import datetime
import time
import datetime

def extractPred(buspred):
    now =
    preds = len(buspred.items()[1][1])
        for b in range(0, preds): 
            v.insert(b, [v1,v2,v3,v4,v5,v6])
    return v

Here’s what it does. It actually transforms the JSON into an array of arrays. Each array is a prediction for a different bus. This happens for the same reason that when you check Next Bus on your phone, you see predictions for the next 2 or 3 buses en route towards your stop. In this example one bus is 19 minutes away while another is 41 minutes away.

>>> print extractPred(buspred)

[[datetime.datetime(2014, 9, 11, 22, 58, 11, 776324),
  u'South to Federal Triangle',
 [datetime.datetime(2014, 9, 11, 22, 58, 11, 776324),
  u'South to Federal Triangle',

I probably could have skipped this step and transformed the the JSON directly to a flat file (or database), but this was made the most sense to me at the time and it works.

write2text is the function that I initialize with the information I want to extract from the API and let rip for an hour, day, week, or however long you want to save predictions for. It’s basically a big wrapper around extractPred.
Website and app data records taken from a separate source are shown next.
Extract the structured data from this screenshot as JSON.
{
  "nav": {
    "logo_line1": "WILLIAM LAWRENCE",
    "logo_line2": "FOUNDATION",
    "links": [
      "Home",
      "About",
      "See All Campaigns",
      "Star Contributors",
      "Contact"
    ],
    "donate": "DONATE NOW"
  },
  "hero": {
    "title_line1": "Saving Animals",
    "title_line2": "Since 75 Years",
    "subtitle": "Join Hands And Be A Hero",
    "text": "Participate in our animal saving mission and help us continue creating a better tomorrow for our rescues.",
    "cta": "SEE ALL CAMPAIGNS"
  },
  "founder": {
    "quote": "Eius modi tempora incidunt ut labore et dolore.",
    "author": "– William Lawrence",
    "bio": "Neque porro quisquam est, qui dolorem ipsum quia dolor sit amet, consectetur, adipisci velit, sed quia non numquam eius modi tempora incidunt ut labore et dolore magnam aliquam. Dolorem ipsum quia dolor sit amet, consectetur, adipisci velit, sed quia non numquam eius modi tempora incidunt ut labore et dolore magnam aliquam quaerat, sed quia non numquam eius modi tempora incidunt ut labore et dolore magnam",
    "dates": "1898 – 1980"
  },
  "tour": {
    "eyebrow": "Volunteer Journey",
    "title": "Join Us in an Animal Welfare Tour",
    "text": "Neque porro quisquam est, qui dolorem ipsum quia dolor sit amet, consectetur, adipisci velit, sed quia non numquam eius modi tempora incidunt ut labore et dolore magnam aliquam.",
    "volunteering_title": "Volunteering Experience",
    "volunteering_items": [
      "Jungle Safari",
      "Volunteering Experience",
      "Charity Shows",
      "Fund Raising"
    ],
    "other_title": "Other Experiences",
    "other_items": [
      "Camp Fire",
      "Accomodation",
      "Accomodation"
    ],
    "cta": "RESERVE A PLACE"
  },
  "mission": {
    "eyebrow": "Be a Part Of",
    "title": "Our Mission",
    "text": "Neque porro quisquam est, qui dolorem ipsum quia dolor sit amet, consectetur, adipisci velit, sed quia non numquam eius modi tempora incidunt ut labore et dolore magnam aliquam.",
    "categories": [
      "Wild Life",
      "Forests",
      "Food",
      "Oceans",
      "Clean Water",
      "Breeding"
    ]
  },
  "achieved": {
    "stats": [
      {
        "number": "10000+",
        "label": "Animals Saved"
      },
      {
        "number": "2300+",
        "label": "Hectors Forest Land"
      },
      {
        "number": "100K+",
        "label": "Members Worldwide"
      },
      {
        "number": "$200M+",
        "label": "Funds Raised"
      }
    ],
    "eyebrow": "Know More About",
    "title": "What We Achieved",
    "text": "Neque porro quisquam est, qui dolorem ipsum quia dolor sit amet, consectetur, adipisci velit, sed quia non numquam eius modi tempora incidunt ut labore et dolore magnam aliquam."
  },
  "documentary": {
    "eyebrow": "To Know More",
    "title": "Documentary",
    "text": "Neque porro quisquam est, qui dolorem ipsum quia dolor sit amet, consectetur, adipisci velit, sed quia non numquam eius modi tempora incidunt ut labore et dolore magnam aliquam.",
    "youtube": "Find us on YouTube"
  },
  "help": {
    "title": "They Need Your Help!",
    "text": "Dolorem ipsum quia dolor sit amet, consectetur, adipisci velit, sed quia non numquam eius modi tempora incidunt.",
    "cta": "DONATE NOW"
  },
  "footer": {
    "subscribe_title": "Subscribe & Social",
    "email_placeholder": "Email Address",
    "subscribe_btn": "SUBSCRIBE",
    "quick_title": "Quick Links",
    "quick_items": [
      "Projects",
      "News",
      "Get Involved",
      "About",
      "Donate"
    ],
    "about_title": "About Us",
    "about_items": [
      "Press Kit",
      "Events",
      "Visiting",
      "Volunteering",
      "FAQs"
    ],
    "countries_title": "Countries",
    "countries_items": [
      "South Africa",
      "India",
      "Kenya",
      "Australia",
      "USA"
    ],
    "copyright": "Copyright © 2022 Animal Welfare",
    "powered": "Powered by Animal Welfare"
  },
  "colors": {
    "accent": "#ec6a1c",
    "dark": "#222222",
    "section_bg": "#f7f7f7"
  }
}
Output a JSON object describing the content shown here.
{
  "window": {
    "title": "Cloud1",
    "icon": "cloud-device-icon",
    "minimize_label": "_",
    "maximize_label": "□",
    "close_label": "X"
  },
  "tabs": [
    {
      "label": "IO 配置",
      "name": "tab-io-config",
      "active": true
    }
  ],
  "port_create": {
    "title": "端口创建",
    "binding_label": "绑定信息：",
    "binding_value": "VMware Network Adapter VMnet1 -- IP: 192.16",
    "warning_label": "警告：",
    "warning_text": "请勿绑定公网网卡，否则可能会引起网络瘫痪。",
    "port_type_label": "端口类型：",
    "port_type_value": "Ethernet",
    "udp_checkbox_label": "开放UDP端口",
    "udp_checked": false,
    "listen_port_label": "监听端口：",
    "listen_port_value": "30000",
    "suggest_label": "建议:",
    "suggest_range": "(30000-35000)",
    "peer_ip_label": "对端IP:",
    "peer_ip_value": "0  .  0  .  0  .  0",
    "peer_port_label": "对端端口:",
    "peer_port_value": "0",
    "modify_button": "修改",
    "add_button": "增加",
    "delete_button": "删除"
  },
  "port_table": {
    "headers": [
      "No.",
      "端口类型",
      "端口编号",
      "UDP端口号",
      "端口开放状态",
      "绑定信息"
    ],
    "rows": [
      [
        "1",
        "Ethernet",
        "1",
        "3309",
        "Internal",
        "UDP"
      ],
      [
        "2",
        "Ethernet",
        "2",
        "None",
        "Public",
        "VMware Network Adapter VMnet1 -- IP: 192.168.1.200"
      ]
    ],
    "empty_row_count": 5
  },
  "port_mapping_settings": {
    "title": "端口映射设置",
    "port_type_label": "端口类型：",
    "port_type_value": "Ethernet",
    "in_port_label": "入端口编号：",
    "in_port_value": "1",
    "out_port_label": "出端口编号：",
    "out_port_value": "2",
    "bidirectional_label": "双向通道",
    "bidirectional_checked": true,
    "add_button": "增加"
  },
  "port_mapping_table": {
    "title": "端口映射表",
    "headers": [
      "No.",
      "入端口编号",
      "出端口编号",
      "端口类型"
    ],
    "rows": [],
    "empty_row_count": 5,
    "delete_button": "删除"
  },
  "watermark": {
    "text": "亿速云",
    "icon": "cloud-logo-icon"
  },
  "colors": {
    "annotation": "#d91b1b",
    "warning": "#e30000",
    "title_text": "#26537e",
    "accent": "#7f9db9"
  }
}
It writes the predictions to a .txt file every 10 seconds, or however often you specify with the freq argument.

  • filename is the name of the output .csv datafile where results will be written
  • freq is the frequency in seconds that the function will make a call to the API
  • mins is the number of minutes the function will run for
  • stopid is the ID for the bus-stop you want to pull data for
import csv
import datetime
import time
def write2text(filename, freq=10, mins=10, stopid='1003043'):
    with open(filename, 'wb') as outcsv:   
        writer = csv.writer(outcsv, delimiter='|', lineterminator='\n') 
        writer.writerow(['time', 'Minutes', 'VehicleID', 'DirectionText', 'RouteID', 'TripID'])
        stime =
        while < stime + datetime.timedelta(minutes=mins):
                tmp = extractPred(buspred)   
                NumOfLists = sum(isinstance(i, list) for i in tmp)
                print buspred
                print('numOfLists', NumOfLists)
                    for i in tmp:
                        writer.writerow([i[0], i[1], i[2], i[3], i[4], i[5]])
                        print([i[0], i[1], i[2], i[3], i[4], i[5]])
                    writer.writerow([tmp[0], tmp[1], tmp[2], tmp[3], tmp[4], tmp[5]])
                    writer.writerow([, 'NA', 'NA', 'NA', 'NA', 'NA', 'NA'])
                print [, 'some error...']

Now we can start harvesting data. I used an old laptop and let it rip for a week by running the code below by setting min=60*24*7.

api = Wmata('kfgpmgvfgacx98de9q3xazww')  # put your API key here
stopid = '1003043'  # put your bus stop ID here
write2text('data/bus64_outputData.txt', freq=10, mins=60*24*7) # start hitting API

Here’s what the a snippet of the collected data (bus64_outputData.txt) looks like:

time                            Minutes  VehicleID  DirectionText                  RouteID  TripID
2014-08-04 18:43:33.525000      17       6506       South to Federal Triangle      64       6464186
2014-08-04 18:43:33.525000      37       7228       South to Federal Triangle      64       6464187
2014-08-04 18:43:33.525000      56       7235       South to Federal Triangle      64       6464188
2014-08-04 18:43:33.525000      80       7231       South to Federal Triangle      64       6464189
2014-08-04 18:43:43.868000      17       6506       South to Federal Triangle      64       6464186
2014-08-04 18:43:43.868000      37       7228       South to Federal Triangle      64       6464187

So now we’ve collected a lot of data from Next Bus. I got ~190,000 rows for one bus stop for just one week. So what do we do with it all? Checkout the next post.